He also said that “immediate and aggressive steps” are being taken “to minimize the risk of this happening again.” Both Lazaridis and co-CEO Jim Balsillie insisted that RIM would work to regain customers’ trust following the incident.
Earlier this week, RIM blamed the service outages on a “core switch failure” within its infrastructure. Reports of service failure spread to North America, where BlackBerry users in Baltimore, New York City and Ontario told eWEEK they were experiencing issues with their service.
“BlackBerry subscribers in the Americas may be experiencing intermittent service delays this morning,” RIM wrote in a short message posted on its website 12 October. “We are working to resolve the situation as quickly as possible and we apologize to our customers for any inconvenience.”
In another posting, the company suggested that the issue had become “our Number One priority right now and we are working night and day to restore all BlackBerry services to normal levels.”
RIM is in the midst of what its executives term a “transition period,” with the company prepping a set of QNX-based “superphones” it hopes will allow it to reclaim the initiative against aggressive competitors such as Apple’s iPhone and Google Android.
Research firm Nielsen estimated the company’s share of the US smartphone market at 18 percent through August, behind both Android (43 percent) and Apple’s iOS (28 percent), but well ahead of Microsoft (8 percent).
RIM acknowledges that demand has slowed for its older BlackBerry models. During its 15 September earnings call, RIM reported revenue of $4.2 billion (£2.7bn) for the second quarter of fiscal 2012, a 15 percent decline from the $4.9 billion (£3.1bn) it earned during the previous quarter.

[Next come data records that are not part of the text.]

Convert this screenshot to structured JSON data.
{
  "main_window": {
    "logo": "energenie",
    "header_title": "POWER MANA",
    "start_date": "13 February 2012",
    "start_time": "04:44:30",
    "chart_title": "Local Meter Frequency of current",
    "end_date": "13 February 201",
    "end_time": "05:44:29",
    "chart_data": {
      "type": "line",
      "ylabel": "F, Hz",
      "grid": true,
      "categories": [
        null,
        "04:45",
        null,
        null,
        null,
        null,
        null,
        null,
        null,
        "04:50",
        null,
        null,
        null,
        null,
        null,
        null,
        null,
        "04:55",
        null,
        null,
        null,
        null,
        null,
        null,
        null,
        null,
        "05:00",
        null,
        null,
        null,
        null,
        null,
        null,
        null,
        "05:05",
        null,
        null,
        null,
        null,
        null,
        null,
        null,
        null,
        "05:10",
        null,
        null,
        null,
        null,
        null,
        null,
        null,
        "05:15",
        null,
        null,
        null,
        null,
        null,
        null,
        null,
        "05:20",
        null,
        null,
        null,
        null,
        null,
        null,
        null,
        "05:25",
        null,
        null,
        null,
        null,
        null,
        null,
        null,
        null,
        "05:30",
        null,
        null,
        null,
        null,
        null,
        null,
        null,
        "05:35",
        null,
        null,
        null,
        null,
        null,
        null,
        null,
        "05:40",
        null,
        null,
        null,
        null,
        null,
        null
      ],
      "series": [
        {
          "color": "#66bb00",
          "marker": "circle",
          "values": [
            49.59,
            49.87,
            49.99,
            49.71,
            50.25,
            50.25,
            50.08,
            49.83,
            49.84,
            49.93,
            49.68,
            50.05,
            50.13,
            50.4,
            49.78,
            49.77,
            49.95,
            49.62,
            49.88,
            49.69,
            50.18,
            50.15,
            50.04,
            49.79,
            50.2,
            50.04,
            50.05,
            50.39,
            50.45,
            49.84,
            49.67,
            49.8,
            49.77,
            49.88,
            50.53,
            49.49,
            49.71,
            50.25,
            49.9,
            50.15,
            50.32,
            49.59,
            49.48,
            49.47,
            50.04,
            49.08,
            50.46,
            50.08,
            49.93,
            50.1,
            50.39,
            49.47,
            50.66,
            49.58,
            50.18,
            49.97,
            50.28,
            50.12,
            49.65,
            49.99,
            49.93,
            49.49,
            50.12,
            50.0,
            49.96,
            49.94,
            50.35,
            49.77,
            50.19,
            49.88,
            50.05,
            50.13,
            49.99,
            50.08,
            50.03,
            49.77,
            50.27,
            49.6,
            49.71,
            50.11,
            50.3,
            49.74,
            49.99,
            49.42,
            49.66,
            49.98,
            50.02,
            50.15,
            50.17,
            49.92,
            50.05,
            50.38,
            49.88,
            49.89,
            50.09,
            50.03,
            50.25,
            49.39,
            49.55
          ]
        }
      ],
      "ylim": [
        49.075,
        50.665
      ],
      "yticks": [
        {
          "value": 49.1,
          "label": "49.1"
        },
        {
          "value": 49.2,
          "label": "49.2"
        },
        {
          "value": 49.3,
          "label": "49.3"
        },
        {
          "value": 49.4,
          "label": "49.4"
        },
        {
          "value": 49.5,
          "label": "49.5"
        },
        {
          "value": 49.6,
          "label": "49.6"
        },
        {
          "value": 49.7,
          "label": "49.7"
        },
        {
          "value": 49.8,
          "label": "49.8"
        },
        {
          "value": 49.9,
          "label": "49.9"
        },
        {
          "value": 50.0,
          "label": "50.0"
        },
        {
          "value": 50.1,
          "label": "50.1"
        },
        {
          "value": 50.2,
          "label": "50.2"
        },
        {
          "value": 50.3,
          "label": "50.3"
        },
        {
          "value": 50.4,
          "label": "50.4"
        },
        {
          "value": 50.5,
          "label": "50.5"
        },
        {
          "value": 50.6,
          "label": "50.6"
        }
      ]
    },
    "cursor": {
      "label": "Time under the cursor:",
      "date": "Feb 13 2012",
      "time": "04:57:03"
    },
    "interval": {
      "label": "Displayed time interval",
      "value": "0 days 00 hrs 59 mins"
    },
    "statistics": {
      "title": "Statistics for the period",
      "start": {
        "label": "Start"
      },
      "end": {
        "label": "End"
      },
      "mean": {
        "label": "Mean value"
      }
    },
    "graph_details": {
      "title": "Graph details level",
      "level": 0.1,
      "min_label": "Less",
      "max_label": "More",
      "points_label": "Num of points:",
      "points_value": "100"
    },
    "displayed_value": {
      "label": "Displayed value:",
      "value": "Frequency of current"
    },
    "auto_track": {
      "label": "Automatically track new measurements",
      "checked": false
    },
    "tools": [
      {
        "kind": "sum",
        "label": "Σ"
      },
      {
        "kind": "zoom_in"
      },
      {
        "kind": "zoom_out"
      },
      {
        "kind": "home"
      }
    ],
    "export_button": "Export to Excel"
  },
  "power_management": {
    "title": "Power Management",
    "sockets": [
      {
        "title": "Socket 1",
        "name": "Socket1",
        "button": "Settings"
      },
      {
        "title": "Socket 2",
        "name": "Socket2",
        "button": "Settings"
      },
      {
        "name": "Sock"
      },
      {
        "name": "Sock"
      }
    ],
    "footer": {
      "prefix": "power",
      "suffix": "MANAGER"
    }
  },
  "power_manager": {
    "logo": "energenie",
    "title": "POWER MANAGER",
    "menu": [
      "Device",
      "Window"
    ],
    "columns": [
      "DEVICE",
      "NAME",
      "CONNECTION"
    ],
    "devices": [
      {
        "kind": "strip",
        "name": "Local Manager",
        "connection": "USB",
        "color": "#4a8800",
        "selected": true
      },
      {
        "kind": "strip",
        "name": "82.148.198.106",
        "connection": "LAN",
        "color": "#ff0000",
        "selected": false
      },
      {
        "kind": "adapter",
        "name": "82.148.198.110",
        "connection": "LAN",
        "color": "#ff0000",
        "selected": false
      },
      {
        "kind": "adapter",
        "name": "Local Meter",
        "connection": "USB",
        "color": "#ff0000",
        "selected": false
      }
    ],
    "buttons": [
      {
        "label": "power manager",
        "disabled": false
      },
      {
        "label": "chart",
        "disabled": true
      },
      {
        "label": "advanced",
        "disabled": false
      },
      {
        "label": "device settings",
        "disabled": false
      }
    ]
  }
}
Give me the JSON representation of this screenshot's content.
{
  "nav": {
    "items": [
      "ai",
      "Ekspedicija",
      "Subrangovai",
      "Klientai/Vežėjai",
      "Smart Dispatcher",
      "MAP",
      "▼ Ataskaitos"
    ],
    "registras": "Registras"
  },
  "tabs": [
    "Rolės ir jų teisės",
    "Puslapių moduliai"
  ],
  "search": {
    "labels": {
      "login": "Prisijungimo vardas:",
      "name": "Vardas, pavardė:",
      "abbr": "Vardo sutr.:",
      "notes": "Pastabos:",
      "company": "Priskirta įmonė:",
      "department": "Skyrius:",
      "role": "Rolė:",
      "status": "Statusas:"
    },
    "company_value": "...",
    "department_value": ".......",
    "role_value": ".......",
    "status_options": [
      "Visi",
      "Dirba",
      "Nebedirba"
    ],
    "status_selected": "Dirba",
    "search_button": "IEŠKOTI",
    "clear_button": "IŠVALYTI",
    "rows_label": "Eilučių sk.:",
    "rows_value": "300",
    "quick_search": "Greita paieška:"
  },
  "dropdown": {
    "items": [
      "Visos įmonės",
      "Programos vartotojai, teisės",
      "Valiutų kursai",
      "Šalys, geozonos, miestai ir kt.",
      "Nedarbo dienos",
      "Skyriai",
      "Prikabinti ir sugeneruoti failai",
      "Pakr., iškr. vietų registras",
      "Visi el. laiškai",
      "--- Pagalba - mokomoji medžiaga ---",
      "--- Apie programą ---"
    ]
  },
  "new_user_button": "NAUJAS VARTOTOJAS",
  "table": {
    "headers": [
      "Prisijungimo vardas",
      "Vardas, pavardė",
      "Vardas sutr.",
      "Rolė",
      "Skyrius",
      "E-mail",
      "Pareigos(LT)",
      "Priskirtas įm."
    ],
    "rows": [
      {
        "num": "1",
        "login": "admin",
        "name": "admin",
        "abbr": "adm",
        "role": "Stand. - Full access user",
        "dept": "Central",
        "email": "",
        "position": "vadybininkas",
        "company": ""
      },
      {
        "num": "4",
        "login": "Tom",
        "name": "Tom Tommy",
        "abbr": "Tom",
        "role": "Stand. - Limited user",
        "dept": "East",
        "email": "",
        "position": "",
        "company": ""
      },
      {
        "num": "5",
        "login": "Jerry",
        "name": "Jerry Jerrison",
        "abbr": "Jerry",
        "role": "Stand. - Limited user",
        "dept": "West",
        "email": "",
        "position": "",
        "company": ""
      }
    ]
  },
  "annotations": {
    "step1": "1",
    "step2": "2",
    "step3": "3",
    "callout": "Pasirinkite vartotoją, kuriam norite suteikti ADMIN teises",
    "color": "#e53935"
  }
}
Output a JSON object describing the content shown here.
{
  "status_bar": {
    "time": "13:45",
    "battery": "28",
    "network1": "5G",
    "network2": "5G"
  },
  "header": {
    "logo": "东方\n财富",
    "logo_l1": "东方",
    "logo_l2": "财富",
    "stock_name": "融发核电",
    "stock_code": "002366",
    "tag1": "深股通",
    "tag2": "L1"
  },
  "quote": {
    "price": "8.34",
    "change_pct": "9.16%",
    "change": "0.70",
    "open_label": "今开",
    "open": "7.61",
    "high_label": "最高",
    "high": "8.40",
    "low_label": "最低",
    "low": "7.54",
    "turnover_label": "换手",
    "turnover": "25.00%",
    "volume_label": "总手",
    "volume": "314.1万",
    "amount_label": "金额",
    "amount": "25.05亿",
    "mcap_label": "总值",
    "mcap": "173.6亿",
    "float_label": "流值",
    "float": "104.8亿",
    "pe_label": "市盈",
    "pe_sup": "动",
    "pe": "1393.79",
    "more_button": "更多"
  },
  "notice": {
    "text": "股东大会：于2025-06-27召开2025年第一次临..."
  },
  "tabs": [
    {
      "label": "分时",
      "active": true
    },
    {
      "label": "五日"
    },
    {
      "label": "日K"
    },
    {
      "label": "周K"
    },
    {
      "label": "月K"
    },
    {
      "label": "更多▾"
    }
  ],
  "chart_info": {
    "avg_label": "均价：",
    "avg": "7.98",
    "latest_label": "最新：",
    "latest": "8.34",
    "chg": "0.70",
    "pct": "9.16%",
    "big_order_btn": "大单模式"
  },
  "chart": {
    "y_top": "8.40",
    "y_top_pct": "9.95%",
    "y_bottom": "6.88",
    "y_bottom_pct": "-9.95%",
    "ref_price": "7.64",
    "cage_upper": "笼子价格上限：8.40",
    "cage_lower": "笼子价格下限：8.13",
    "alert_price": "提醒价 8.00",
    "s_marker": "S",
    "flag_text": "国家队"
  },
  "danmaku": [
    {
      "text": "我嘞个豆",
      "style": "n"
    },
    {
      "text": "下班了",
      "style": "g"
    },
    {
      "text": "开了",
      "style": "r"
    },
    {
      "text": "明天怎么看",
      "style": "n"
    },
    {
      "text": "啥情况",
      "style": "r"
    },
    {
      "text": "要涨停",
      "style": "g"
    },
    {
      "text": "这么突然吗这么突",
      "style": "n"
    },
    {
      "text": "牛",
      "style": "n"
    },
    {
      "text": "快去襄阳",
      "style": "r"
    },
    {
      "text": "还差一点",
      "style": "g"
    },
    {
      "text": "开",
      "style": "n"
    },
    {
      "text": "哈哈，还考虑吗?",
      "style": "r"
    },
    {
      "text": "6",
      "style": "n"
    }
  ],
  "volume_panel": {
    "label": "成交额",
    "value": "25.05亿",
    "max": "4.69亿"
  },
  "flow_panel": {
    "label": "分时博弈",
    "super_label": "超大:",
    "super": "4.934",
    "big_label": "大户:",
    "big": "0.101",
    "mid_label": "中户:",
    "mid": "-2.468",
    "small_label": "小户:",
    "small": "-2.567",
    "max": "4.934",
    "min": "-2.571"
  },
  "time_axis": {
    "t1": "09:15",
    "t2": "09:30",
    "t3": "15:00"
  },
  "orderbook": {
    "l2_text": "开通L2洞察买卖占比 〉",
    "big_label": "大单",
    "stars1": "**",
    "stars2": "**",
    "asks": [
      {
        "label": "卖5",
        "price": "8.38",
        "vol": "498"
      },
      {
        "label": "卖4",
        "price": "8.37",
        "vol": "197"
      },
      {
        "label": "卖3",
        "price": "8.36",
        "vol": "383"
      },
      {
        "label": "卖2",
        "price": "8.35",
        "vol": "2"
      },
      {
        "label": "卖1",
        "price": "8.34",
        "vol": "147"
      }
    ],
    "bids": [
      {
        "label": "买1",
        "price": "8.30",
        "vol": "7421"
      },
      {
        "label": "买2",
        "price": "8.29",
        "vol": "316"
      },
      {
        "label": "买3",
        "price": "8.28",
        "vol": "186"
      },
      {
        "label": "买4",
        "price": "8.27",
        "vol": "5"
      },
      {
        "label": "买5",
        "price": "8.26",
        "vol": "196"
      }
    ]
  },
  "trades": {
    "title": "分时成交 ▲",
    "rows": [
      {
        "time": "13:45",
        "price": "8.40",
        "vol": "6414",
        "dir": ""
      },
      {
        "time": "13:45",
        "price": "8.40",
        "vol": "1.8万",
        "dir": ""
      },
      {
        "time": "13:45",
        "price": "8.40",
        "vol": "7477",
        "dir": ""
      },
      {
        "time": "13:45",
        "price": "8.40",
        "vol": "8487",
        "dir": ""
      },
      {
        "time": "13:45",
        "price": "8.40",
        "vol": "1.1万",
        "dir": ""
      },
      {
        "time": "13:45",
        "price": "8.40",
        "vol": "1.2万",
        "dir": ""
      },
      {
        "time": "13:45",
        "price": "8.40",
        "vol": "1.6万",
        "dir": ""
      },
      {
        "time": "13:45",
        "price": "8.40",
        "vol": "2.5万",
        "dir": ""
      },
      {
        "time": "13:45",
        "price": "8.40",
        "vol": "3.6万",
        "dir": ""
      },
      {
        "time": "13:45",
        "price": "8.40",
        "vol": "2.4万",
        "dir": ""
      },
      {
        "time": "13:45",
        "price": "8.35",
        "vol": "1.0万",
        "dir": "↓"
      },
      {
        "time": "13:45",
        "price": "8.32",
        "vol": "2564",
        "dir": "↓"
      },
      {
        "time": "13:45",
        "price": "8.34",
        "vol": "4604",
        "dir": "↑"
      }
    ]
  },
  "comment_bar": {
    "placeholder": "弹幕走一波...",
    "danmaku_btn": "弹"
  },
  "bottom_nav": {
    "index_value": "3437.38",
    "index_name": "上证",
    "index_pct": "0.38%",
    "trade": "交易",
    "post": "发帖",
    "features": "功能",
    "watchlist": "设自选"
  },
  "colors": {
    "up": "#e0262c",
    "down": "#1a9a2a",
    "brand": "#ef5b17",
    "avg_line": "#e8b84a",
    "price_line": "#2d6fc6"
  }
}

The company shipped some 10.6 million BlackBerry smartphones and around 200,000 BlackBerry-branded PlayBook tablets during that period. In a bid to maintain its market share until the QNX devices arrive on the market, the company recently launched a new line of BlackBerry smartphones running BlackBerry 7 OS.